#### Given data

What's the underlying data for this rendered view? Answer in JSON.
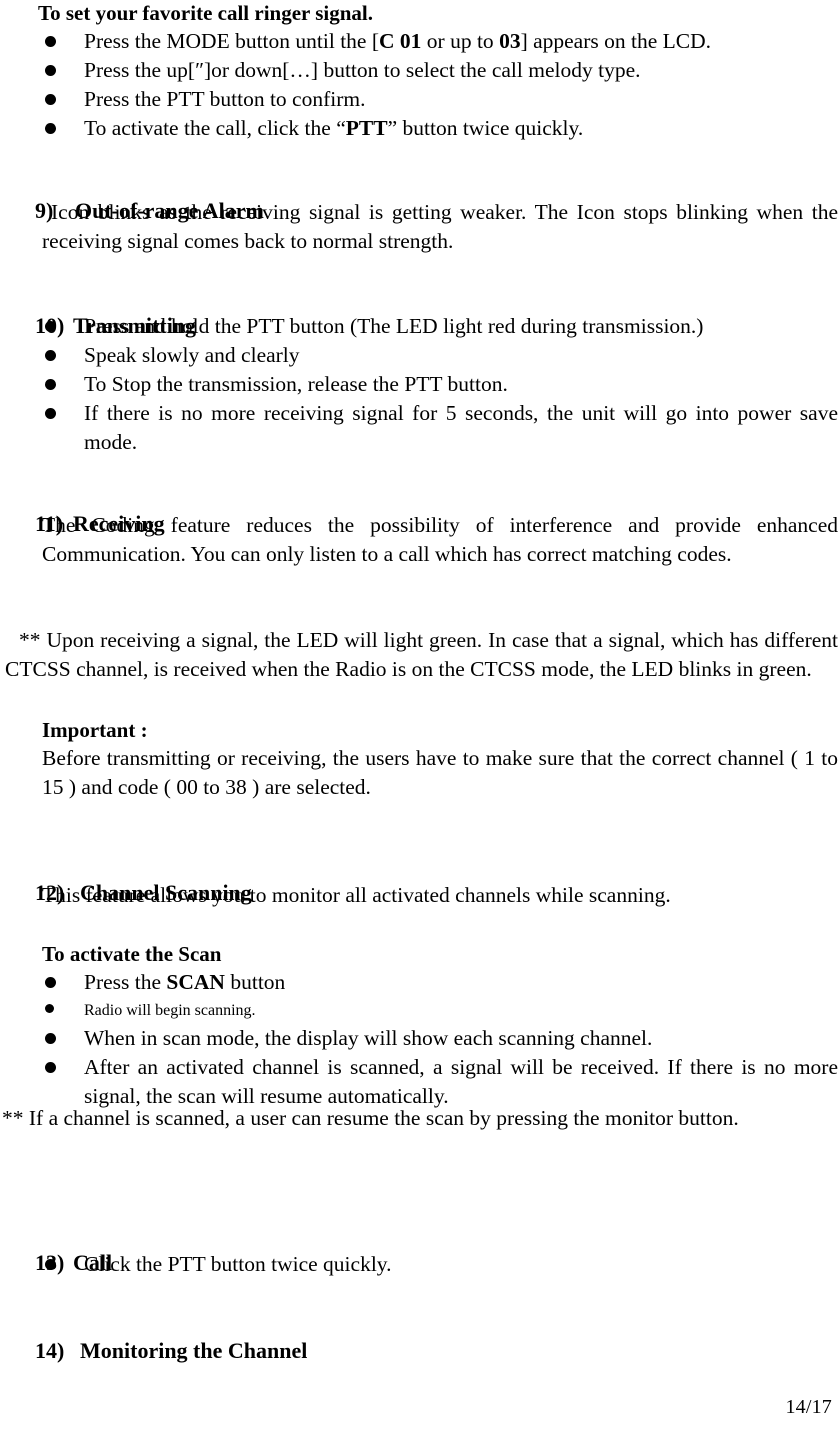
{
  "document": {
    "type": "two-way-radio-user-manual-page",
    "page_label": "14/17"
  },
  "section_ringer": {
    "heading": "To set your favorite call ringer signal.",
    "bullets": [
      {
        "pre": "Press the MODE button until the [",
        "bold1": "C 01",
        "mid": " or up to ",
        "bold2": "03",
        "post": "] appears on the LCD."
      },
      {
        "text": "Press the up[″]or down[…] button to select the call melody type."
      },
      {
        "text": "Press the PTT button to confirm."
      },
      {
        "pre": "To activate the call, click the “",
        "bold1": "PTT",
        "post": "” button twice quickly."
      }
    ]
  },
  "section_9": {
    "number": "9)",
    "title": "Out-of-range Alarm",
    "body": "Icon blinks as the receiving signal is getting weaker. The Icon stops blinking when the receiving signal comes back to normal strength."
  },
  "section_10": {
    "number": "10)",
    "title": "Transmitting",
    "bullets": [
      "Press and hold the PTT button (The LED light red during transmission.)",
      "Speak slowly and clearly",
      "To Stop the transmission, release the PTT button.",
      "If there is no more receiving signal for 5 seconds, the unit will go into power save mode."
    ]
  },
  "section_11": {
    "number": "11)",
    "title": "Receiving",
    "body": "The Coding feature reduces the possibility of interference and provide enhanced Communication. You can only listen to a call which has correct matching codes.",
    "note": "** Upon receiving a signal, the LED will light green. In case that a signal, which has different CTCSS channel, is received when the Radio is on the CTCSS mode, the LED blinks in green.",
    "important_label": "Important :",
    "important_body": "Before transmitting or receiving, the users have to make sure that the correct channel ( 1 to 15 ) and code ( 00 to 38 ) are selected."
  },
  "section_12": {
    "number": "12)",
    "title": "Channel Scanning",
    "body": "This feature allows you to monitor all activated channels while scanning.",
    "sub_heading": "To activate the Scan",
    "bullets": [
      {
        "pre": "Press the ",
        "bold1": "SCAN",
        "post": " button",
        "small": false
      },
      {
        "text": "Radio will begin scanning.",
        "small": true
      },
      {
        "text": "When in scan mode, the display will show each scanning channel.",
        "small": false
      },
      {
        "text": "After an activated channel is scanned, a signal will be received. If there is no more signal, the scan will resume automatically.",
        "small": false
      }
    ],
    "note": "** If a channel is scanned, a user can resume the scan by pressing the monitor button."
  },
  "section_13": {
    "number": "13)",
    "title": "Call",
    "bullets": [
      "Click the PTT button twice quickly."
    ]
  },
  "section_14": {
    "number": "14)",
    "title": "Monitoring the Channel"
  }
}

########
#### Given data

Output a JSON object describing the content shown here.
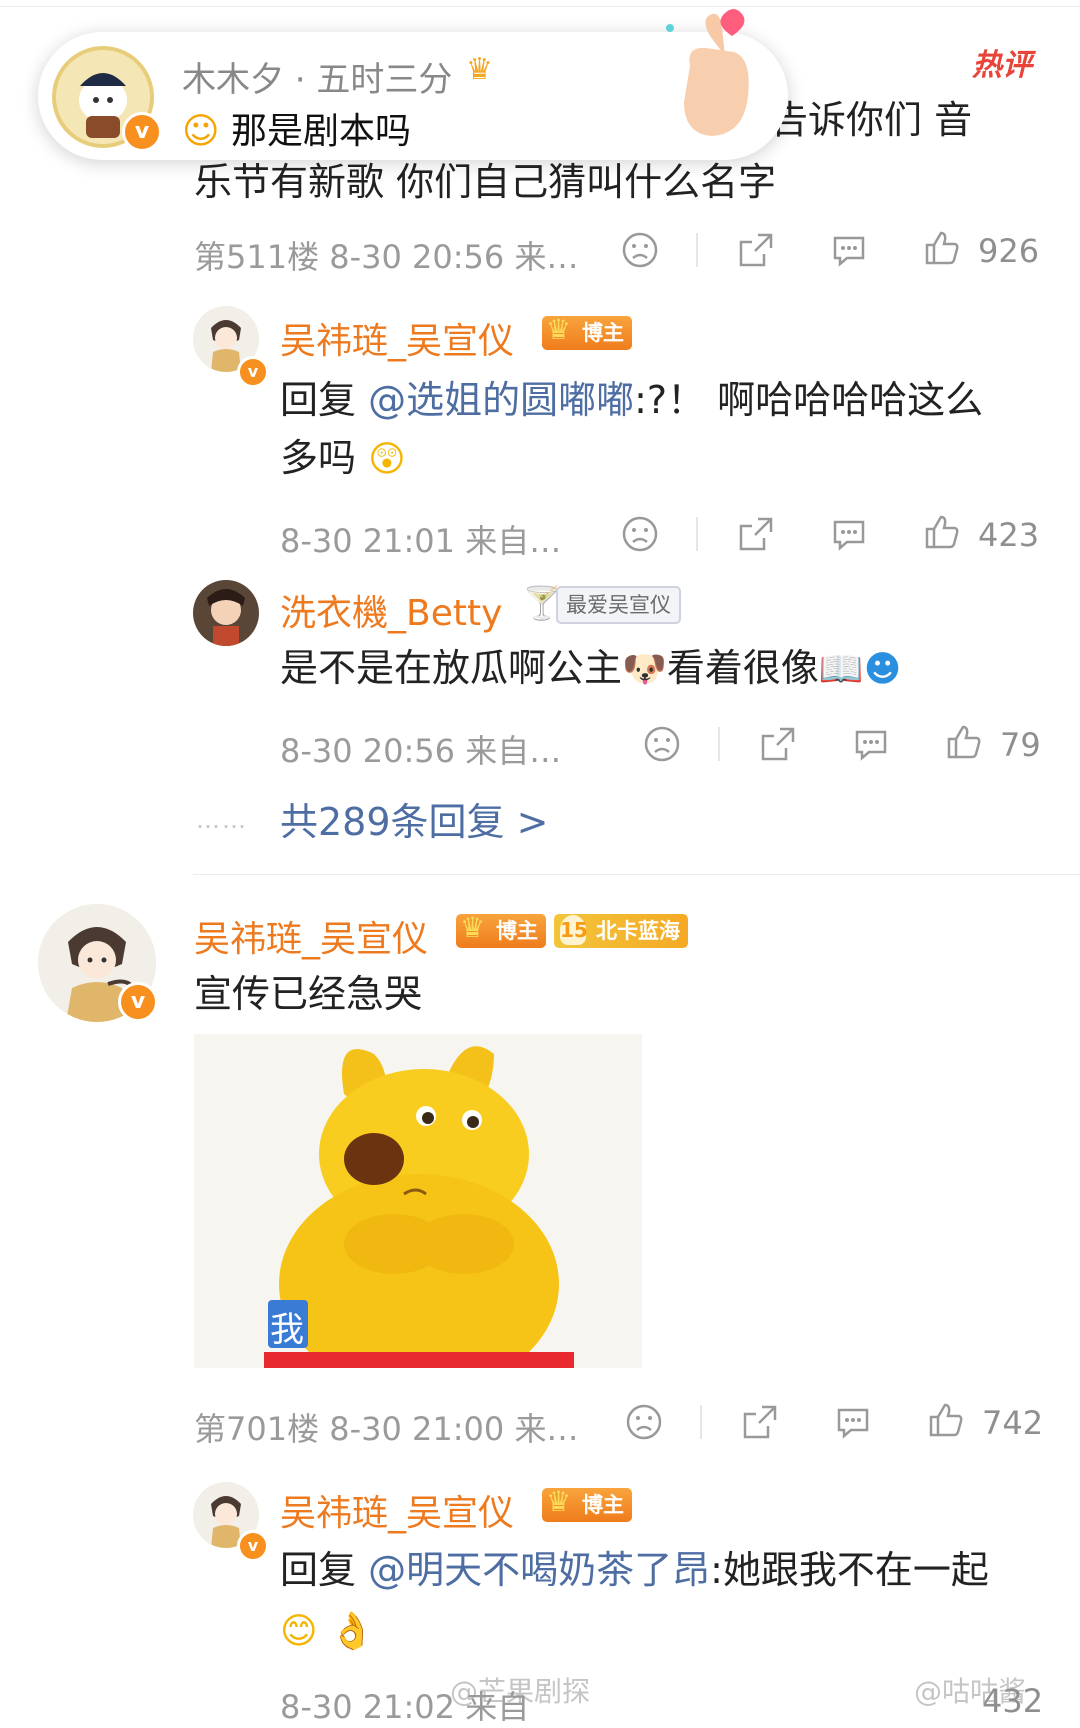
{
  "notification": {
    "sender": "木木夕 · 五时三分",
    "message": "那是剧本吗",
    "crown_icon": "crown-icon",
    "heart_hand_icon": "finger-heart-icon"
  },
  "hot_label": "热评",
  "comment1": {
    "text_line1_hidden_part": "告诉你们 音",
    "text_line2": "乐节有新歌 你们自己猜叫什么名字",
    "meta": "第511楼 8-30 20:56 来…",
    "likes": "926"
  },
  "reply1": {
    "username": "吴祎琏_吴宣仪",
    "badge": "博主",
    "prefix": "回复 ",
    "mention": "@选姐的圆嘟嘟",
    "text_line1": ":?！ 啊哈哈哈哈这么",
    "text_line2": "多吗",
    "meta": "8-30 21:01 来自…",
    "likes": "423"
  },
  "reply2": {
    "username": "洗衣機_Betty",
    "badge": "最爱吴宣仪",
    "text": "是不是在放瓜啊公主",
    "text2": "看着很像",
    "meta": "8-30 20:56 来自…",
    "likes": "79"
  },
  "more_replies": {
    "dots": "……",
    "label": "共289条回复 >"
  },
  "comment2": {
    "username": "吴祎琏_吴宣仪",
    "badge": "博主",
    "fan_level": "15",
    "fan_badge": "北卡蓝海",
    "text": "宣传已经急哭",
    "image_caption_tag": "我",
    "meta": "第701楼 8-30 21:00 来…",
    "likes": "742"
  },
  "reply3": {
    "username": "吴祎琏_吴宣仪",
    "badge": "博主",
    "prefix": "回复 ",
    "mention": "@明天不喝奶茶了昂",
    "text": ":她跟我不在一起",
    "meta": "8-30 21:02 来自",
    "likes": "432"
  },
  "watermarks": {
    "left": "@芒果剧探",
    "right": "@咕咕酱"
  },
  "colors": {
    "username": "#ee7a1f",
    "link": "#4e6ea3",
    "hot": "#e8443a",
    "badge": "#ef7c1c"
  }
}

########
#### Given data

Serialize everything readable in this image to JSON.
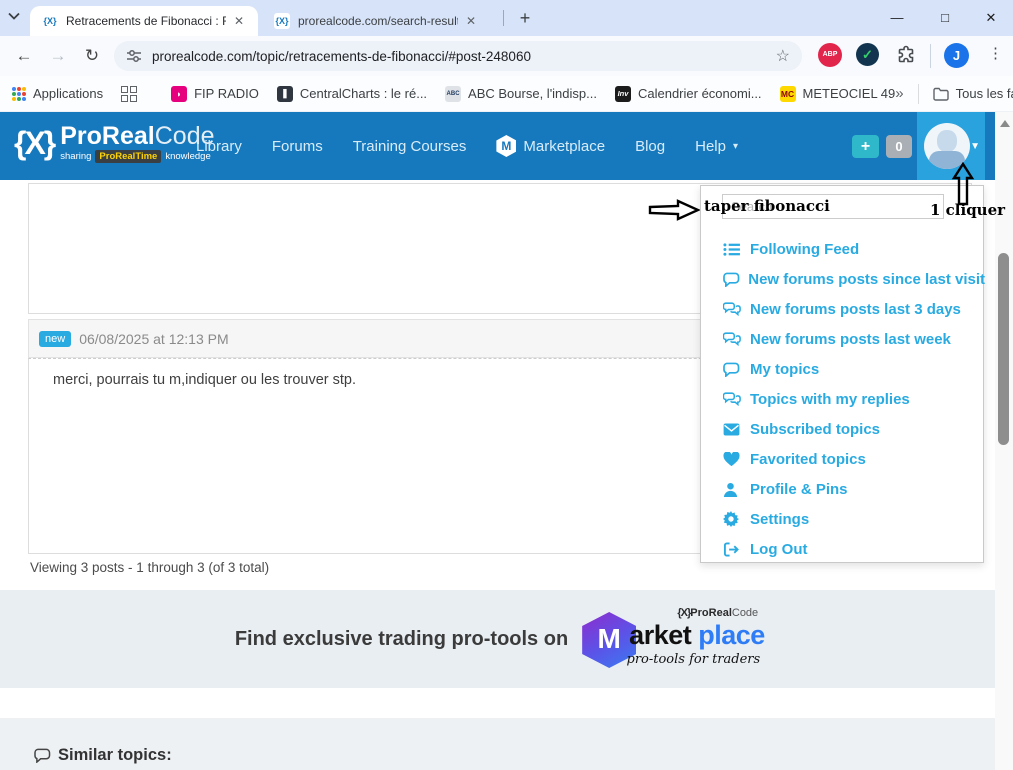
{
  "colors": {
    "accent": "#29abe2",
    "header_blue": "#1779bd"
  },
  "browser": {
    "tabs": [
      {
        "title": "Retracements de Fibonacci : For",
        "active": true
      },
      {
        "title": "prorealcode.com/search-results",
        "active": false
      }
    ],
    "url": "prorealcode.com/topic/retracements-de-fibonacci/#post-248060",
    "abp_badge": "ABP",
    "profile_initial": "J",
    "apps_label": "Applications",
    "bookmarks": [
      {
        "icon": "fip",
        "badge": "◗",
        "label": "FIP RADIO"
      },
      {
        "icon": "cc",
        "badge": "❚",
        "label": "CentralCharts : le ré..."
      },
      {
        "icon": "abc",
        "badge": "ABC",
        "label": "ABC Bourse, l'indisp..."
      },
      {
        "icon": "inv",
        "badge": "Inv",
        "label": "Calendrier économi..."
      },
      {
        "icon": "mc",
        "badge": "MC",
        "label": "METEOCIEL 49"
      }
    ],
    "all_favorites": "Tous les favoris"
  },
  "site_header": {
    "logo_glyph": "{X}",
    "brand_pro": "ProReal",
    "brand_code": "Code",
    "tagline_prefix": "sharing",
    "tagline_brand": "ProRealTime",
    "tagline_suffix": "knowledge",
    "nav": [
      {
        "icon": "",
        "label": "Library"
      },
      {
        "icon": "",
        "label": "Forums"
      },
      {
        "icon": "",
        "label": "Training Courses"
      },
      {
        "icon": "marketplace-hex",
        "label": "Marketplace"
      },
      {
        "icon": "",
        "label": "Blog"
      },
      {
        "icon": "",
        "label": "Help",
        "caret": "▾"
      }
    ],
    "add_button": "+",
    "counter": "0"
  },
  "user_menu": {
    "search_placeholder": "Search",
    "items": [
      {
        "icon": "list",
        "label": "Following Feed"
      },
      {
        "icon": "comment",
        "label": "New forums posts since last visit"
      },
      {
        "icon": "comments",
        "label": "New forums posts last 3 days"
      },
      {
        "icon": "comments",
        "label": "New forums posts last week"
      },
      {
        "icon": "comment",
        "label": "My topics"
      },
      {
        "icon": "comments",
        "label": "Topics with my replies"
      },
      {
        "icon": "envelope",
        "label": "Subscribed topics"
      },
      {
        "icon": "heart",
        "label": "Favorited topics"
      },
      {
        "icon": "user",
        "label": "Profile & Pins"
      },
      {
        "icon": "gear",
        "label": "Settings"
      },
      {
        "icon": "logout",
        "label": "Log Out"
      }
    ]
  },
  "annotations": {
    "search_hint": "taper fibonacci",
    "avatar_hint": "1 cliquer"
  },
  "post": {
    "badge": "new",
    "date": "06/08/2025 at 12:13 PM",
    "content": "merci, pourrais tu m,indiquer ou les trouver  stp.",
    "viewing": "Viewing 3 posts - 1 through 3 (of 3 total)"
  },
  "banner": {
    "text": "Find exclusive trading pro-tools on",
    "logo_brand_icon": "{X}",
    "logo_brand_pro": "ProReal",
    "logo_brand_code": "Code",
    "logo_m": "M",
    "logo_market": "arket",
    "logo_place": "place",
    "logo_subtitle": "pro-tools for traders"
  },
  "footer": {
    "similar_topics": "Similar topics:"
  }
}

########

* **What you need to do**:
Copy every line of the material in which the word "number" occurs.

* **Answer to this task**:
    "number": "9)",
    "number": "10)",
    "number": "11)",
    "number": "12)",
    "number": "13)",
    "number": "14)",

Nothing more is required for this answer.